------ The records

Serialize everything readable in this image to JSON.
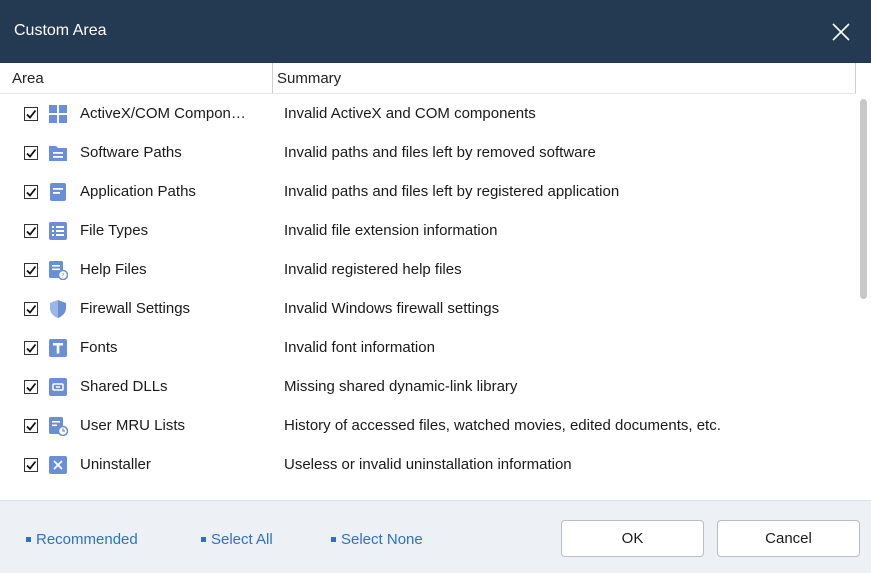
{
  "window": {
    "title": "Custom Area"
  },
  "columns": {
    "area": "Area",
    "summary": "Summary"
  },
  "rows": [
    {
      "area": "ActiveX/COM Compon…",
      "summary": "Invalid ActiveX and COM components",
      "icon": "grid-icon",
      "checked": true
    },
    {
      "area": "Software Paths",
      "summary": "Invalid paths and files left by removed software",
      "icon": "folder-icon",
      "checked": true
    },
    {
      "area": "Application Paths",
      "summary": "Invalid paths and files left by registered application",
      "icon": "document-icon",
      "checked": true
    },
    {
      "area": "File Types",
      "summary": "Invalid file extension information",
      "icon": "list-icon",
      "checked": true
    },
    {
      "area": "Help Files",
      "summary": "Invalid registered help files",
      "icon": "help-file-icon",
      "checked": true
    },
    {
      "area": "Firewall Settings",
      "summary": "Invalid Windows firewall settings",
      "icon": "shield-icon",
      "checked": true
    },
    {
      "area": "Fonts",
      "summary": "Invalid font information",
      "icon": "font-icon",
      "checked": true
    },
    {
      "area": "Shared DLLs",
      "summary": "Missing shared dynamic-link library",
      "icon": "dll-icon",
      "checked": true
    },
    {
      "area": "User MRU Lists",
      "summary": "History of accessed files, watched movies, edited documents, etc.",
      "icon": "history-icon",
      "checked": true
    },
    {
      "area": "Uninstaller",
      "summary": "Useless or invalid uninstallation information",
      "icon": "uninstall-icon",
      "checked": true
    }
  ],
  "footer": {
    "links": [
      "Recommended",
      "Select All",
      "Select None"
    ],
    "ok": "OK",
    "cancel": "Cancel"
  },
  "colors": {
    "titlebar": "#243a52",
    "icon": "#6b8fd6",
    "link": "#2c72c9",
    "footer": "#edf0f4"
  }
}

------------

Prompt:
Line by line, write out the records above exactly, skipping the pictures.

The completed task:
Serialize everything readable in this image to JSON.
{
  "window": {
    "title": "Custom Area"
  },
  "columns": {
    "area": "Area",
    "summary": "Summary"
  },
  "rows": [
    {
      "area": "ActiveX/COM Compon…",
      "summary": "Invalid ActiveX and COM components",
      "icon": "grid-icon",
      "checked": true
    },
    {
      "area": "Software Paths",
      "summary": "Invalid paths and files left by removed software",
      "icon": "folder-icon",
      "checked": true
    },
    {
      "area": "Application Paths",
      "summary": "Invalid paths and files left by registered application",
      "icon": "document-icon",
      "checked": true
    },
    {
      "area": "File Types",
      "summary": "Invalid file extension information",
      "icon": "list-icon",
      "checked": true
    },
    {
      "area": "Help Files",
      "summary": "Invalid registered help files",
      "icon": "help-file-icon",
      "checked": true
    },
    {
      "area": "Firewall Settings",
      "summary": "Invalid Windows firewall settings",
      "icon": "shield-icon",
      "checked": true
    },
    {
      "area": "Fonts",
      "summary": "Invalid font information",
      "icon": "font-icon",
      "checked": true
    },
    {
      "area": "Shared DLLs",
      "summary": "Missing shared dynamic-link library",
      "icon": "dll-icon",
      "checked": true
    },
    {
      "area": "User MRU Lists",
      "summary": "History of accessed files, watched movies, edited documents, etc.",
      "icon": "history-icon",
      "checked": true
    },
    {
      "area": "Uninstaller",
      "summary": "Useless or invalid uninstallation information",
      "icon": "uninstall-icon",
      "checked": true
    }
  ],
  "footer": {
    "links": [
      "Recommended",
      "Select All",
      "Select None"
    ],
    "ok": "OK",
    "cancel": "Cancel"
  },
  "colors": {
    "titlebar": "#243a52",
    "icon": "#6b8fd6",
    "link": "#2c72c9",
    "footer": "#edf0f4"
  }
}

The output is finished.